A lamb lay sleeping on his side, so you’d have to tip toe around him not to disturb his peace. It became clear in an instant I was dealing with a different pot of mackerel over here.
I leaped onto the bicycle and pedaled away faster than I ever pedaled a part. There was no point turning around. I hit a few tree roots along the way and nearly went flying over the handle bars. Then I thought about other bears that could be nearby. A whole sleuth of them could move out from the growth at any moment, looking for something to eat. Not too hot, not too cold, just about right. There’s not a pick on me lads. You’d be wasting your time. It’s all muscle here. I thought of my wife and son and if I would ever see them again. Bollocks. The path turned a corner ahead and I thought about what might be around the bend. I jumped off and wheeled the bike down the embankment, then stepped out into the river. I was fortunate, the water was low and the current weak enough to allow such a manoeuver. I waded across, feeling the water flow hard, rising up to my knees, trying not to slip on the bigger rocks. I thought of our boy as an adolescent in his future life, wearing a school uniform, talking with his friends.

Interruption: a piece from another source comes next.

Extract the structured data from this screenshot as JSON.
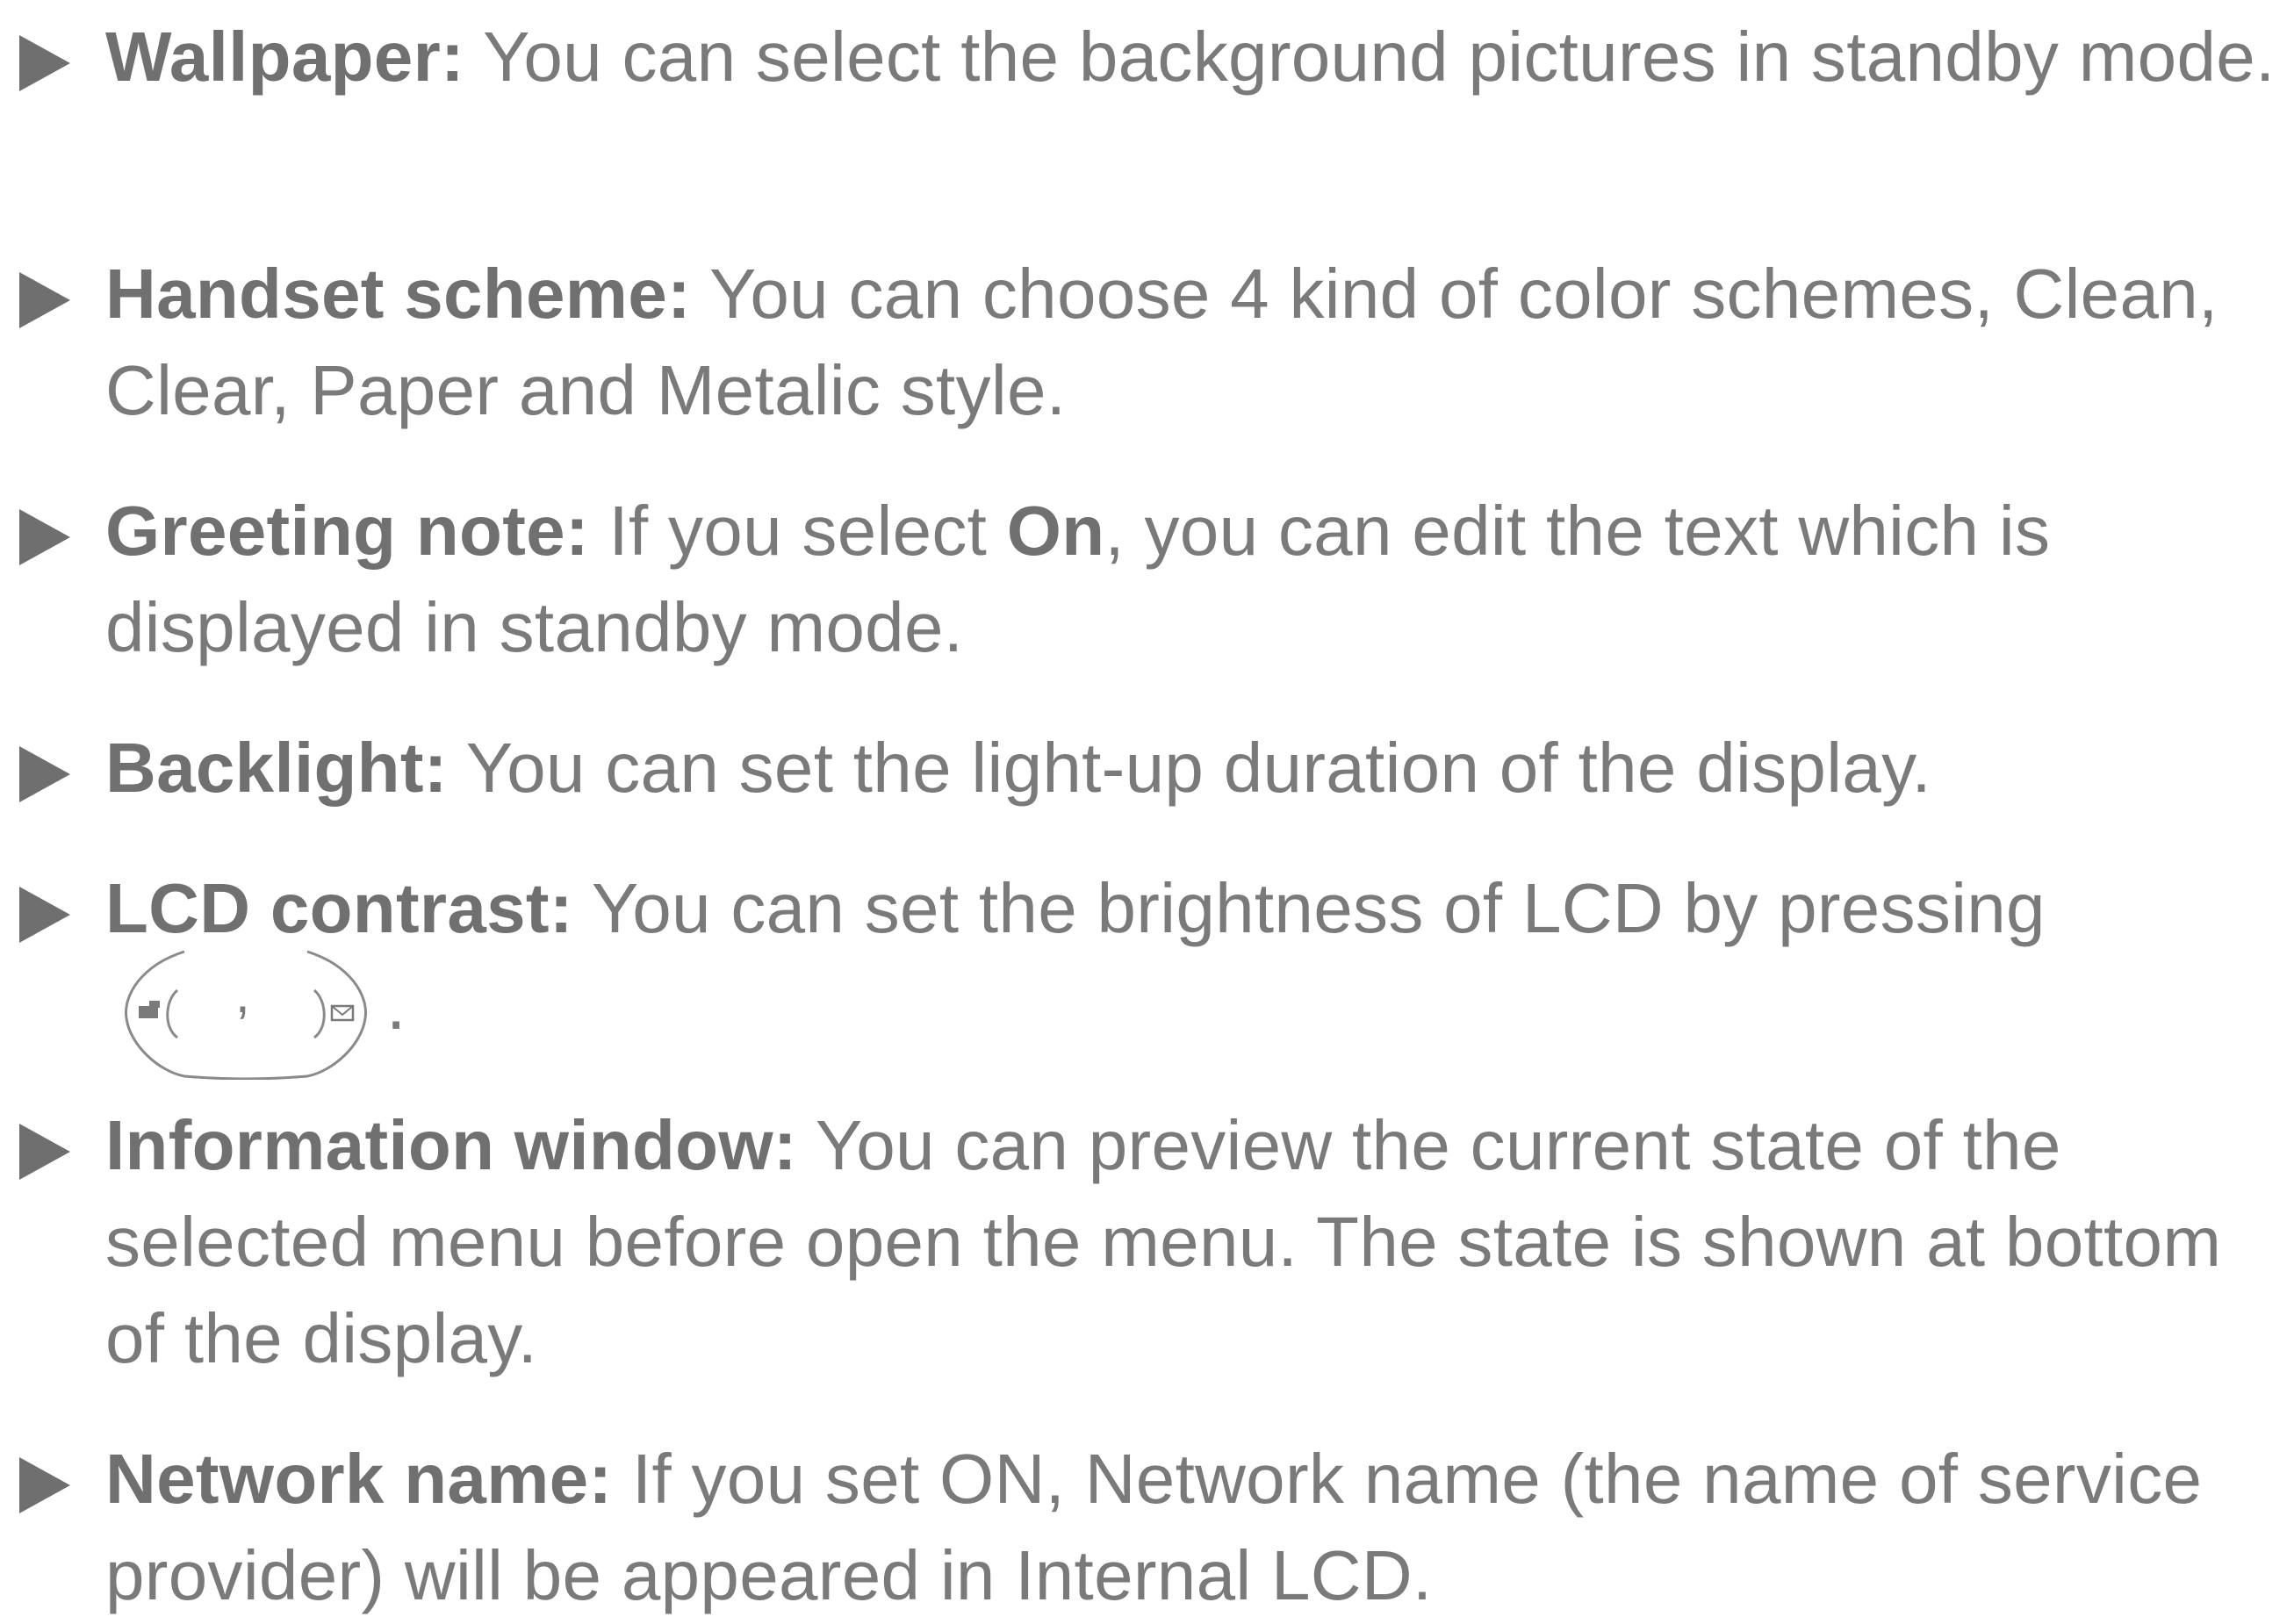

‘What happened to your old man?’
‘He was taken by a bear back in the day. He wasn’t long in the country.’
Not today. I felt a surge of power in my legs and pushed through the water.
There was a bridge ahead and a road to my great relief. I heard a rattling sound in the woods and voices. A man and a child cycled along the path.
‘Hey,’ I called to him but he made no reply. ‘Excuse me. Hey man.’ Still nothing. ‘There’s a bear.’
‘There’s a bear on the path.’ ‘Where?’
‘You’re cycling towards him.’ ‘OK. Thanks for letting me know.’
I climbed the fence and got back on the road and then into the cycle lane again. Lucky boy, made it to the highway, then over the bridge, racing the freight train east. Then he turned the key and pushed open the apartment door.
‘Hey. Look who’s here. Daddy’s home.’ I gave my wife an extra-long hug.
‘Are you ok?’
‘I can’t believe you cycled there. What was it like?’
‘Good. It’s a beautiful day out there.’
‘Oh it’s just gorgeous. We went to the farmers market.’
‘Perfect timing anyway. His diaper needs to be changed.’
‘I’ll take care of it. You lie down for a while if you want. This is an easy job for me.’ ‘There you are now buck o. Clean as a whistle.’
‘Da, Da. Vroom, vroom. Car, car.’
‘That’s right baba, that’s a car, car alright.’
The lovely smell of his baby head and then the milky, puke smell of his banana bib bringing you back to reality. Hold him there and take his little foot in your hand and tickle his toes. And you’re happy to give, because everything is worth it. And nothing beats being there. And you will hold him for as long as he needs to be held because it’s the best feeling in the world.
John Duffy is from Ballina, County Mayo. He writes short fiction and poetry as a hobby.
He has a BA in English and History from NUI Galway and an MA in Writing.
He has contributed to Abandoned Darlings, an anthology of fiction and poetry, The Georgia Straight and to The Reading Life
An electrician by trade, John lives in Vancouver, Canada.
I look forward to following John Duffy's work for many years.